Playing at his maiden Grand Slam, Myneni had a match point in the fifth set against world number 49 Jiri Vesely in the US Open first round. But cramps in his right thigh thwarted his progress and a victory, which was very much in hands, slipped away.
The 28-year-old says it was not a fitness issue but admitted that he needs to find a certain solution to this problem, the basis of which is perhaps his body's high sweat rate.
Against Korea in the Davis Cup tie last month, Myneni encountered a severe bout of body cramps but managed to win against Yong-Kyu Lim. "It was not a fitness issue," Myneni asserted in an interaction with PTI when asked if limping out again is a negative advertisement of his fitness standards.
"It was quite humid. And it was not pressure. I just have to find the right balance in my diet and preparations. I have played two quality five-setters in one month and my body tells me that I have to find a solution on how to get the salts back," he said.
During the Korea tie, Lim had recovered to play reverse singles on the final day but Myneni could not play his match and Rohan Bopanna had to pitch in and pull off the singles win. "I lose a lot of fluids while practising too. The trainers know what kind of body I have and it takes a while to get solution. There is progress in the last two years. I have put in a lot of effort," Myneni, who travels without a coach or a trainer, said.
It was a momentous occasion for Myneni to qualify for a Grand Slam after five failed attempts. He came close to record an upset win over Vesely. Was it easy to put behind such a defeat, considering the occasion? Myneni said he won't cry over it. "Mentally I was fine but physically it was tough for me. I was struggling to move, to jump. For me defeat is in past now. That's not me (thinking about victories turned into defeats). It was yesterday and now I need to look forward," he said in a positive tone.
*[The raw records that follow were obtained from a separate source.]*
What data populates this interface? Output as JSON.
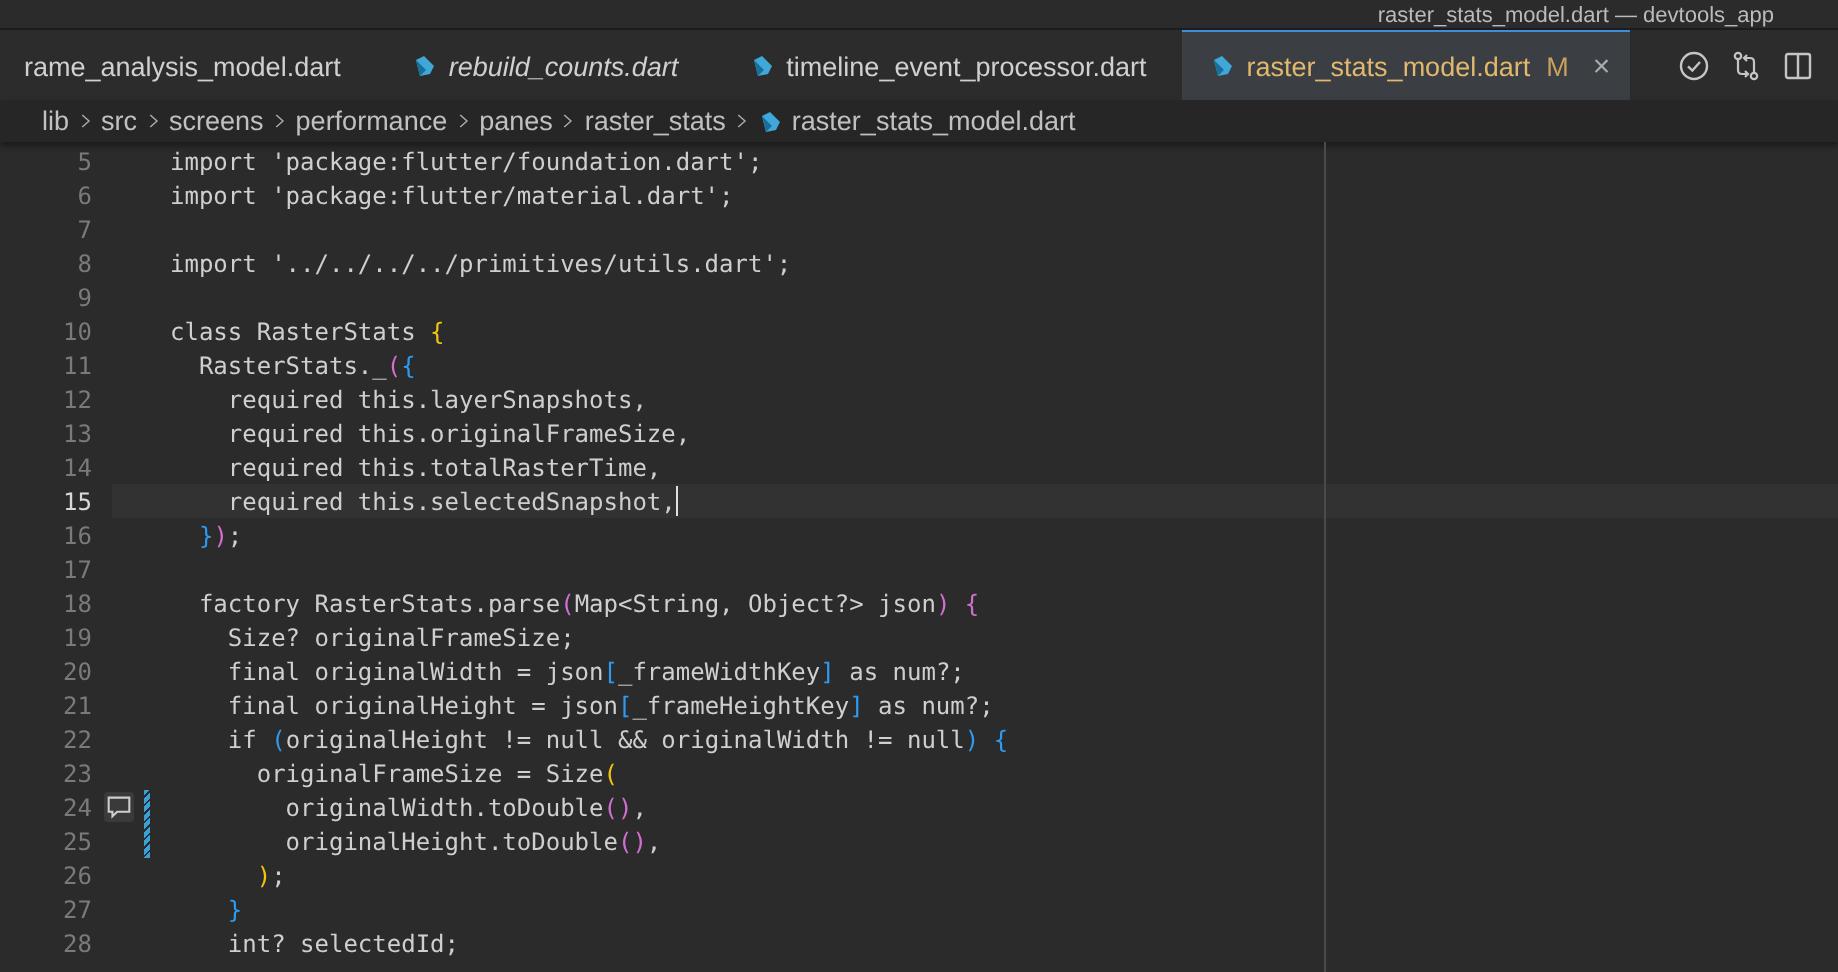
{
  "window": {
    "title": "raster_stats_model.dart — devtools_app"
  },
  "tabs": [
    {
      "label": "rame_analysis_model.dart",
      "selected": false,
      "preview": false,
      "has_icon": false
    },
    {
      "label": "rebuild_counts.dart",
      "selected": false,
      "preview": true,
      "has_icon": true
    },
    {
      "label": "timeline_event_processor.dart",
      "selected": false,
      "preview": false,
      "has_icon": true
    },
    {
      "label": "raster_stats_model.dart",
      "selected": true,
      "preview": false,
      "has_icon": true,
      "badge": "M",
      "close": "×"
    }
  ],
  "breadcrumb": [
    "lib",
    "src",
    "screens",
    "performance",
    "panes",
    "raster_stats",
    "raster_stats_model.dart"
  ],
  "lines": [
    {
      "number": "5",
      "current": false,
      "changed": false,
      "comment": false,
      "segments": [
        {
          "kind": "text",
          "t": "import 'package:flutter/foundation.dart';"
        }
      ]
    },
    {
      "number": "6",
      "current": false,
      "changed": false,
      "comment": false,
      "segments": [
        {
          "kind": "text",
          "t": "import 'package:flutter/material.dart';"
        }
      ]
    },
    {
      "number": "7",
      "current": false,
      "changed": false,
      "comment": false
    },
    {
      "number": "8",
      "current": false,
      "changed": false,
      "comment": false,
      "segments": [
        {
          "kind": "text",
          "t": "import '../../../../primitives/utils.dart';"
        }
      ]
    },
    {
      "number": "9",
      "current": false,
      "changed": false,
      "comment": false
    },
    {
      "number": "10",
      "current": false,
      "changed": false,
      "comment": false,
      "segments": [
        {
          "kind": "text",
          "t": "class RasterStats "
        },
        {
          "kind": "gold",
          "t": "{"
        }
      ]
    },
    {
      "number": "11",
      "current": false,
      "changed": false,
      "comment": false,
      "segments": [
        {
          "kind": "text",
          "t": "  RasterStats._"
        },
        {
          "kind": "pink",
          "t": "("
        },
        {
          "kind": "blue",
          "t": "{"
        }
      ]
    },
    {
      "number": "12",
      "current": false,
      "changed": false,
      "comment": false,
      "segments": [
        {
          "kind": "text",
          "t": "    required this.layerSnapshots,"
        }
      ]
    },
    {
      "number": "13",
      "current": false,
      "changed": false,
      "comment": false,
      "segments": [
        {
          "kind": "text",
          "t": "    required this.originalFrameSize,"
        }
      ]
    },
    {
      "number": "14",
      "current": false,
      "changed": false,
      "comment": false,
      "segments": [
        {
          "kind": "text",
          "t": "    required this.totalRasterTime,"
        }
      ]
    },
    {
      "number": "15",
      "current": true,
      "changed": false,
      "comment": false,
      "segments": [
        {
          "kind": "text",
          "t": "    required this.selectedSnapshot,"
        }
      ]
    },
    {
      "number": "16",
      "current": false,
      "changed": false,
      "comment": false,
      "segments": [
        {
          "kind": "blue",
          "t": "  }"
        },
        {
          "kind": "pink",
          "t": ")"
        },
        {
          "kind": "text",
          "t": ";"
        }
      ]
    },
    {
      "number": "17",
      "current": false,
      "changed": false,
      "comment": false
    },
    {
      "number": "18",
      "current": false,
      "changed": false,
      "comment": false,
      "segments": [
        {
          "kind": "text",
          "t": "  factory RasterStats.parse"
        },
        {
          "kind": "pink",
          "t": "("
        },
        {
          "kind": "text",
          "t": "Map<String, Object?> json"
        },
        {
          "kind": "pink",
          "t": ")"
        },
        {
          "kind": "pink",
          "t": " {"
        }
      ]
    },
    {
      "number": "19",
      "current": false,
      "changed": false,
      "comment": false,
      "segments": [
        {
          "kind": "text",
          "t": "    Size? originalFrameSize;"
        }
      ]
    },
    {
      "number": "20",
      "current": false,
      "changed": false,
      "comment": false,
      "segments": [
        {
          "kind": "text",
          "t": "    final originalWidth = json"
        },
        {
          "kind": "blue",
          "t": "["
        },
        {
          "kind": "text",
          "t": "_frameWidthKey"
        },
        {
          "kind": "blue",
          "t": "]"
        },
        {
          "kind": "text",
          "t": " as num?;"
        }
      ]
    },
    {
      "number": "21",
      "current": false,
      "changed": false,
      "comment": false,
      "segments": [
        {
          "kind": "text",
          "t": "    final originalHeight = json"
        },
        {
          "kind": "blue",
          "t": "["
        },
        {
          "kind": "text",
          "t": "_frameHeightKey"
        },
        {
          "kind": "blue",
          "t": "]"
        },
        {
          "kind": "text",
          "t": " as num?;"
        }
      ]
    },
    {
      "number": "22",
      "current": false,
      "changed": false,
      "comment": false,
      "segments": [
        {
          "kind": "text",
          "t": "    if "
        },
        {
          "kind": "blue",
          "t": "("
        },
        {
          "kind": "text",
          "t": "originalHeight != null && originalWidth != null"
        },
        {
          "kind": "blue",
          "t": ")"
        },
        {
          "kind": "blue",
          "t": " {"
        }
      ]
    },
    {
      "number": "23",
      "current": false,
      "changed": false,
      "comment": false,
      "segments": [
        {
          "kind": "text",
          "t": "      originalFrameSize = Size"
        },
        {
          "kind": "gold",
          "t": "("
        }
      ]
    },
    {
      "number": "24",
      "current": false,
      "changed": true,
      "comment": true,
      "segments": [
        {
          "kind": "text",
          "t": "        originalWidth.toDouble"
        },
        {
          "kind": "pink",
          "t": "()"
        },
        {
          "kind": "text",
          "t": ","
        }
      ]
    },
    {
      "number": "25",
      "current": false,
      "changed": true,
      "comment": false,
      "segments": [
        {
          "kind": "text",
          "t": "        originalHeight.toDouble"
        },
        {
          "kind": "pink",
          "t": "()"
        },
        {
          "kind": "text",
          "t": ","
        }
      ]
    },
    {
      "number": "26",
      "current": false,
      "changed": false,
      "comment": false,
      "segments": [
        {
          "kind": "gold",
          "t": "      )"
        },
        {
          "kind": "text",
          "t": ";"
        }
      ]
    },
    {
      "number": "27",
      "current": false,
      "changed": false,
      "comment": false,
      "segments": [
        {
          "kind": "blue",
          "t": "    }"
        }
      ]
    },
    {
      "number": "28",
      "current": false,
      "changed": false,
      "comment": false,
      "segments": [
        {
          "kind": "text",
          "t": "    int? selectedId;"
        }
      ]
    }
  ]
}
The Indian took many positives from his campaign at the US Open, where he won three qualifying matches. "There are a lot (positives). Competing at this level and managing a top-50 player. It's a learning curve. Injuries have hampered (my progress) this summer. But now I have the confidence to compete at this level," he said.
Myneni conceded that if he had a travelling trainer with him, it will ensure faster recoveries after intense matches. "It does help if I have a trainer. I have been playing a lot and an Aussie guy helps me out when I am playing at big level, the Grand Slams," he said.
There was no shortage of support for Myneni from the stands as he was cheered on by a large gathering during his matches. He has studied at University of Albama and his friends and the members of the family with whom he lived there during college were there to cheer for him. Myneni wishes that Indian players get such support when they play at home.
"It was great support. I have lived there since my college days. They came and supported me throughout. It's not about me, it's about the sport. People are passionate and I hope that we have a similar culture in India too," he said.